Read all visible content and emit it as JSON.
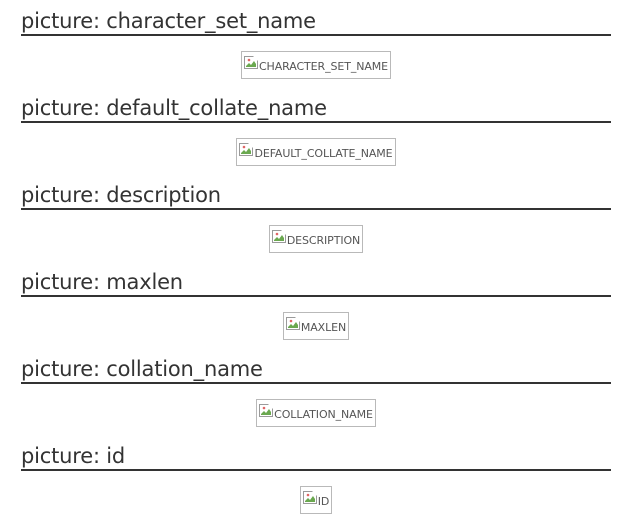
{
  "sections": [
    {
      "heading": "picture: character_set_name",
      "image_alt": "CHARACTER_SET_NAME"
    },
    {
      "heading": "picture: default_collate_name",
      "image_alt": "DEFAULT_COLLATE_NAME"
    },
    {
      "heading": "picture: description",
      "image_alt": "DESCRIPTION"
    },
    {
      "heading": "picture: maxlen",
      "image_alt": "MAXLEN"
    },
    {
      "heading": "picture: collation_name",
      "image_alt": "COLLATION_NAME"
    },
    {
      "heading": "picture: id",
      "image_alt": "ID"
    }
  ],
  "icons": {
    "broken_image": "broken-image-icon"
  }
}
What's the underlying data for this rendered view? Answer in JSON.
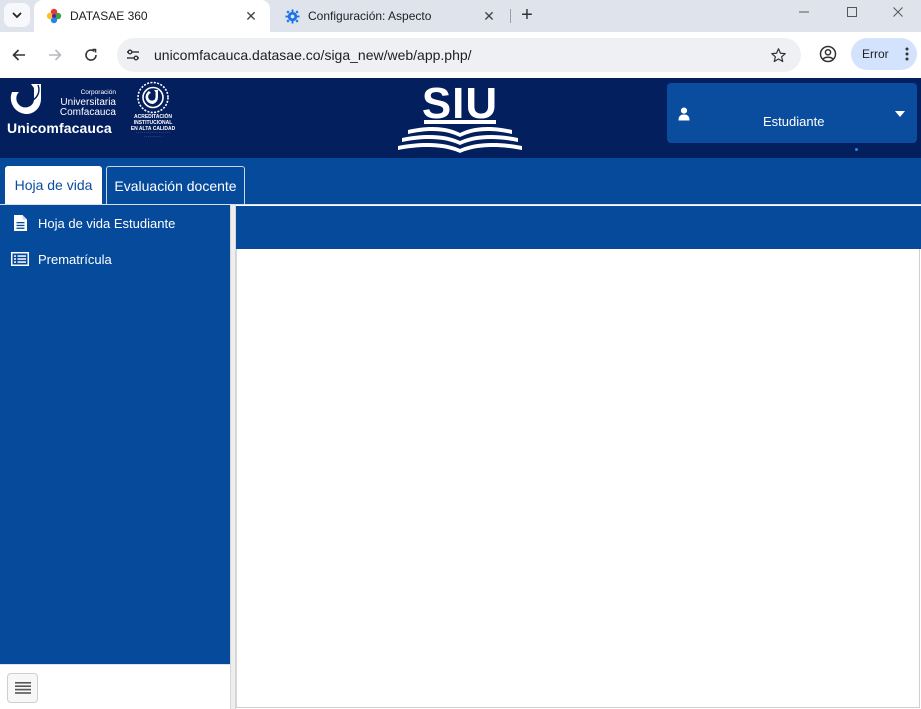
{
  "browser": {
    "tabs": [
      {
        "title": "DATASAE 360",
        "active": true
      },
      {
        "title": "Configuración: Aspecto",
        "active": false
      }
    ],
    "url": "unicomfacauca.datasae.co/siga_new/web/app.php/",
    "error_label": "Error"
  },
  "header": {
    "logo": {
      "corporacion": "Corporación",
      "universitaria": "Universitaria",
      "comfacauca": "Comfacauca",
      "name": "Unicomfacauca"
    },
    "accreditation": {
      "line1": "ACREDITACIÓN",
      "line2": "INSTITUCIONAL",
      "line3": "EN ALTA CALIDAD"
    },
    "brand": "SIU",
    "user_role": "Estudiante"
  },
  "nav": {
    "tabs": [
      {
        "label": "Hoja de vida",
        "active": true
      },
      {
        "label": "Evaluación docente",
        "active": false
      }
    ]
  },
  "sidebar": {
    "items": [
      {
        "label": "Hoja de vida Estudiante",
        "icon": "document-icon"
      },
      {
        "label": "Prematrícula",
        "icon": "list-icon"
      }
    ]
  },
  "colors": {
    "header_bg": "#041f5e",
    "nav_bg": "#054a9b",
    "user_box_bg": "#0a4c9e"
  }
}
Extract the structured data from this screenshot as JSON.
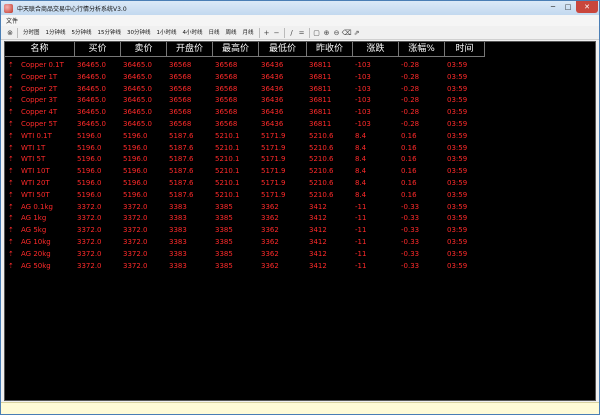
{
  "window": {
    "title": "中天联合商品交易中心行情分析系统V3.0",
    "controls": {
      "minimize": "─",
      "maximize": "□",
      "close": "✕"
    }
  },
  "menu": {
    "items": [
      "文件"
    ]
  },
  "toolbar": {
    "period_buttons": [
      "分时图",
      "1分钟线",
      "5分钟线",
      "15分钟线",
      "30分钟线",
      "1小时线",
      "4小时线",
      "日线",
      "周线",
      "月线"
    ],
    "tools": [
      {
        "name": "close-icon",
        "glyph": "⊗"
      },
      {
        "name": "zoom-in-icon",
        "glyph": "+"
      },
      {
        "name": "zoom-out-icon",
        "glyph": "−"
      },
      {
        "name": "line-tool-icon",
        "glyph": "/"
      },
      {
        "name": "dash-tool-icon",
        "glyph": "="
      },
      {
        "name": "window-icon",
        "glyph": "▢"
      },
      {
        "name": "magnify-plus-icon",
        "glyph": "⊕"
      },
      {
        "name": "magnify-minus-icon",
        "glyph": "⊖"
      },
      {
        "name": "delete-icon",
        "glyph": "⌫"
      },
      {
        "name": "export-icon",
        "glyph": "⇗"
      }
    ]
  },
  "table": {
    "columns": [
      "名称",
      "买价",
      "卖价",
      "开盘价",
      "最高价",
      "最低价",
      "昨收价",
      "涨跌",
      "涨幅%",
      "时间"
    ],
    "rows": [
      [
        "Copper 0.1T",
        "36465.0",
        "36465.0",
        "36568",
        "36568",
        "36436",
        "36811",
        "-103",
        "-0.28",
        "03:59"
      ],
      [
        "Copper 1T",
        "36465.0",
        "36465.0",
        "36568",
        "36568",
        "36436",
        "36811",
        "-103",
        "-0.28",
        "03:59"
      ],
      [
        "Copper 2T",
        "36465.0",
        "36465.0",
        "36568",
        "36568",
        "36436",
        "36811",
        "-103",
        "-0.28",
        "03:59"
      ],
      [
        "Copper 3T",
        "36465.0",
        "36465.0",
        "36568",
        "36568",
        "36436",
        "36811",
        "-103",
        "-0.28",
        "03:59"
      ],
      [
        "Copper 4T",
        "36465.0",
        "36465.0",
        "36568",
        "36568",
        "36436",
        "36811",
        "-103",
        "-0.28",
        "03:59"
      ],
      [
        "Copper 5T",
        "36465.0",
        "36465.0",
        "36568",
        "36568",
        "36436",
        "36811",
        "-103",
        "-0.28",
        "03:59"
      ],
      [
        "WTI 0.1T",
        "5196.0",
        "5196.0",
        "5187.6",
        "5210.1",
        "5171.9",
        "5210.6",
        "8.4",
        "0.16",
        "03:59"
      ],
      [
        "WTI 1T",
        "5196.0",
        "5196.0",
        "5187.6",
        "5210.1",
        "5171.9",
        "5210.6",
        "8.4",
        "0.16",
        "03:59"
      ],
      [
        "WTI 5T",
        "5196.0",
        "5196.0",
        "5187.6",
        "5210.1",
        "5171.9",
        "5210.6",
        "8.4",
        "0.16",
        "03:59"
      ],
      [
        "WTI 10T",
        "5196.0",
        "5196.0",
        "5187.6",
        "5210.1",
        "5171.9",
        "5210.6",
        "8.4",
        "0.16",
        "03:59"
      ],
      [
        "WTI 20T",
        "5196.0",
        "5196.0",
        "5187.6",
        "5210.1",
        "5171.9",
        "5210.6",
        "8.4",
        "0.16",
        "03:59"
      ],
      [
        "WTI 50T",
        "5196.0",
        "5196.0",
        "5187.6",
        "5210.1",
        "5171.9",
        "5210.6",
        "8.4",
        "0.16",
        "03:59"
      ],
      [
        "AG 0.1kg",
        "3372.0",
        "3372.0",
        "3383",
        "3385",
        "3362",
        "3412",
        "-11",
        "-0.33",
        "03:59"
      ],
      [
        "AG 1kg",
        "3372.0",
        "3372.0",
        "3383",
        "3385",
        "3362",
        "3412",
        "-11",
        "-0.33",
        "03:59"
      ],
      [
        "AG 5kg",
        "3372.0",
        "3372.0",
        "3383",
        "3385",
        "3362",
        "3412",
        "-11",
        "-0.33",
        "03:59"
      ],
      [
        "AG 10kg",
        "3372.0",
        "3372.0",
        "3383",
        "3385",
        "3362",
        "3412",
        "-11",
        "-0.33",
        "03:59"
      ],
      [
        "AG 20kg",
        "3372.0",
        "3372.0",
        "3383",
        "3385",
        "3362",
        "3412",
        "-11",
        "-0.33",
        "03:59"
      ],
      [
        "AG 50kg",
        "3372.0",
        "3372.0",
        "3383",
        "3385",
        "3362",
        "3412",
        "-11",
        "-0.33",
        "03:59"
      ]
    ],
    "row_arrow": "⇡",
    "colors": {
      "background": "#000000",
      "header_text": "#ffffff",
      "price_text": "#ff2a2a"
    }
  }
}
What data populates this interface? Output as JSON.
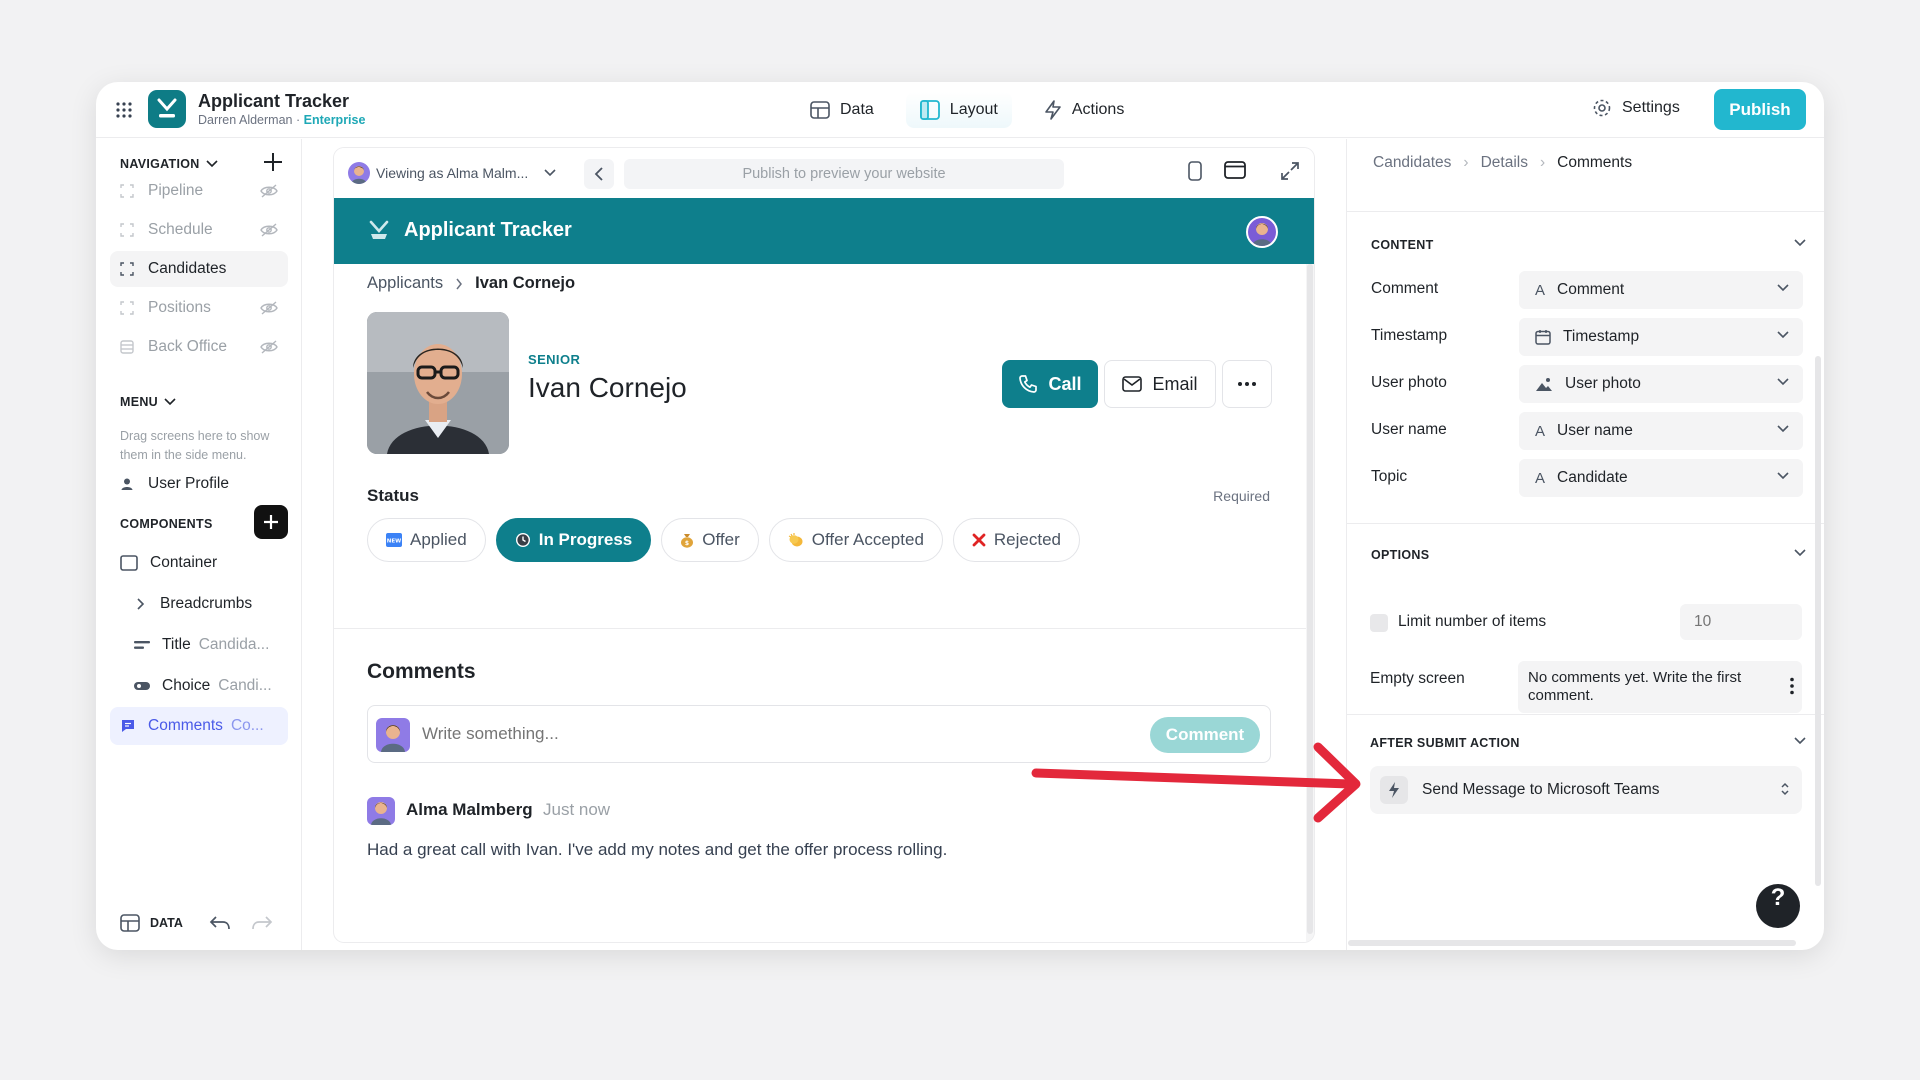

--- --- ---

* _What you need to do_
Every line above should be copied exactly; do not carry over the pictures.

* _Your solution_
Read all visible content and emit it as JSON.
{
  "sections": [
    {
      "heading": "picture: character_set_name",
      "image_alt": "CHARACTER_SET_NAME"
    },
    {
      "heading": "picture: default_collate_name",
      "image_alt": "DEFAULT_COLLATE_NAME"
    },
    {
      "heading": "picture: description",
      "image_alt": "DESCRIPTION"
    },
    {
      "heading": "picture: maxlen",
      "image_alt": "MAXLEN"
    },
    {
      "heading": "picture: collation_name",
      "image_alt": "COLLATION_NAME"
    },
    {
      "heading": "picture: id",
      "image_alt": "ID"
    }
  ],
  "icons": {
    "broken_image": "broken-image-icon"
  }
}
What's the underlying data for this rendered view? Answer in JSON.
{
  "browser": {
    "tabs": [
      {
        "title": "DATASAE 360",
        "active": true
      },
      {
        "title": "Configuración: Aspecto",
        "active": false
      }
    ],
    "url": "unicomfacauca.datasae.co/siga_new/web/app.php/",
    "error_label": "Error"
  },
  "header": {
    "logo": {
      "corporacion": "Corporación",
      "universitaria": "Universitaria",
      "comfacauca": "Comfacauca",
      "name": "Unicomfacauca"
    },
    "accreditation": {
      "line1": "ACREDITACIÓN",
      "line2": "INSTITUCIONAL",
      "line3": "EN ALTA CALIDAD"
    },
    "brand": "SIU",
    "user_role": "Estudiante"
  },
  "nav": {
    "tabs": [
      {
        "label": "Hoja de vida",
        "active": true
      },
      {
        "label": "Evaluación docente",
        "active": false
      }
    ]
  },
  "sidebar": {
    "items": [
      {
        "label": "Hoja de vida Estudiante",
        "icon": "document-icon"
      },
      {
        "label": "Prematrícula",
        "icon": "list-icon"
      }
    ]
  },
  "colors": {
    "header_bg": "#041f5e",
    "nav_bg": "#054a9b",
    "user_box_bg": "#0a4c9e"
  }
}
Extract the structured data from this screenshot as JSON.
{
  "window": {
    "title": "中天联合商品交易中心行情分析系统V3.0",
    "controls": {
      "minimize": "─",
      "maximize": "□",
      "close": "✕"
    }
  },
  "menu": {
    "items": [
      "文件"
    ]
  },
  "toolbar": {
    "period_buttons": [
      "分时图",
      "1分钟线",
      "5分钟线",
      "15分钟线",
      "30分钟线",
      "1小时线",
      "4小时线",
      "日线",
      "周线",
      "月线"
    ],
    "tools": [
      {
        "name": "close-icon",
        "glyph": "⊗"
      },
      {
        "name": "zoom-in-icon",
        "glyph": "+"
      },
      {
        "name": "zoom-out-icon",
        "glyph": "−"
      },
      {
        "name": "line-tool-icon",
        "glyph": "/"
      },
      {
        "name": "dash-tool-icon",
        "glyph": "="
      },
      {
        "name": "window-icon",
        "glyph": "▢"
      },
      {
        "name": "magnify-plus-icon",
        "glyph": "⊕"
      },
      {
        "name": "magnify-minus-icon",
        "glyph": "⊖"
      },
      {
        "name": "delete-icon",
        "glyph": "⌫"
      },
      {
        "name": "export-icon",
        "glyph": "⇗"
      }
    ]
  },
  "table": {
    "columns": [
      "名称",
      "买价",
      "卖价",
      "开盘价",
      "最高价",
      "最低价",
      "昨收价",
      "涨跌",
      "涨幅%",
      "时间"
    ],
    "rows": [
      [
        "Copper 0.1T",
        "36465.0",
        "36465.0",
        "36568",
        "36568",
        "36436",
        "36811",
        "-103",
        "-0.28",
        "03:59"
      ],
      [
        "Copper 1T",
        "36465.0",
        "36465.0",
        "36568",
        "36568",
        "36436",
        "36811",
        "-103",
        "-0.28",
        "03:59"
      ],
      [
        "Copper 2T",
        "36465.0",
        "36465.0",
        "36568",
        "36568",
        "36436",
        "36811",
        "-103",
        "-0.28",
        "03:59"
      ],
      [
        "Copper 3T",
        "36465.0",
        "36465.0",
        "36568",
        "36568",
        "36436",
        "36811",
        "-103",
        "-0.28",
        "03:59"
      ],
      [
        "Copper 4T",
        "36465.0",
        "36465.0",
        "36568",
        "36568",
        "36436",
        "36811",
        "-103",
        "-0.28",
        "03:59"
      ],
      [
        "Copper 5T",
        "36465.0",
        "36465.0",
        "36568",
        "36568",
        "36436",
        "36811",
        "-103",
        "-0.28",
        "03:59"
      ],
      [
        "WTI 0.1T",
        "5196.0",
        "5196.0",
        "5187.6",
        "5210.1",
        "5171.9",
        "5210.6",
        "8.4",
        "0.16",
        "03:59"
      ],
      [
        "WTI 1T",
        "5196.0",
        "5196.0",
        "5187.6",
        "5210.1",
        "5171.9",
        "5210.6",
        "8.4",
        "0.16",
        "03:59"
      ],
      [
        "WTI 5T",
        "5196.0",
        "5196.0",
        "5187.6",
        "5210.1",
        "5171.9",
        "5210.6",
        "8.4",
        "0.16",
        "03:59"
      ],
      [
        "WTI 10T",
        "5196.0",
        "5196.0",
        "5187.6",
        "5210.1",
        "5171.9",
        "5210.6",
        "8.4",
        "0.16",
        "03:59"
      ],
      [
        "WTI 20T",
        "5196.0",
        "5196.0",
        "5187.6",
        "5210.1",
        "5171.9",
        "5210.6",
        "8.4",
        "0.16",
        "03:59"
      ],
      [
        "WTI 50T",
        "5196.0",
        "5196.0",
        "5187.6",
        "5210.1",
        "5171.9",
        "5210.6",
        "8.4",
        "0.16",
        "03:59"
      ],
      [
        "AG 0.1kg",
        "3372.0",
        "3372.0",
        "3383",
        "3385",
        "3362",
        "3412",
        "-11",
        "-0.33",
        "03:59"
      ],
      [
        "AG 1kg",
        "3372.0",
        "3372.0",
        "3383",
        "3385",
        "3362",
        "3412",
        "-11",
        "-0.33",
        "03:59"
      ],
      [
        "AG 5kg",
        "3372.0",
        "3372.0",
        "3383",
        "3385",
        "3362",
        "3412",
        "-11",
        "-0.33",
        "03:59"
      ],
      [
        "AG 10kg",
        "3372.0",
        "3372.0",
        "3383",
        "3385",
        "3362",
        "3412",
        "-11",
        "-0.33",
        "03:59"
      ],
      [
        "AG 20kg",
        "3372.0",
        "3372.0",
        "3383",
        "3385",
        "3362",
        "3412",
        "-11",
        "-0.33",
        "03:59"
      ],
      [
        "AG 50kg",
        "3372.0",
        "3372.0",
        "3383",
        "3385",
        "3362",
        "3412",
        "-11",
        "-0.33",
        "03:59"
      ]
    ],
    "row_arrow": "⇡",
    "colors": {
      "background": "#000000",
      "header_text": "#ffffff",
      "price_text": "#ff2a2a"
    }
  }
}
What data populates this interface? Output as JSON.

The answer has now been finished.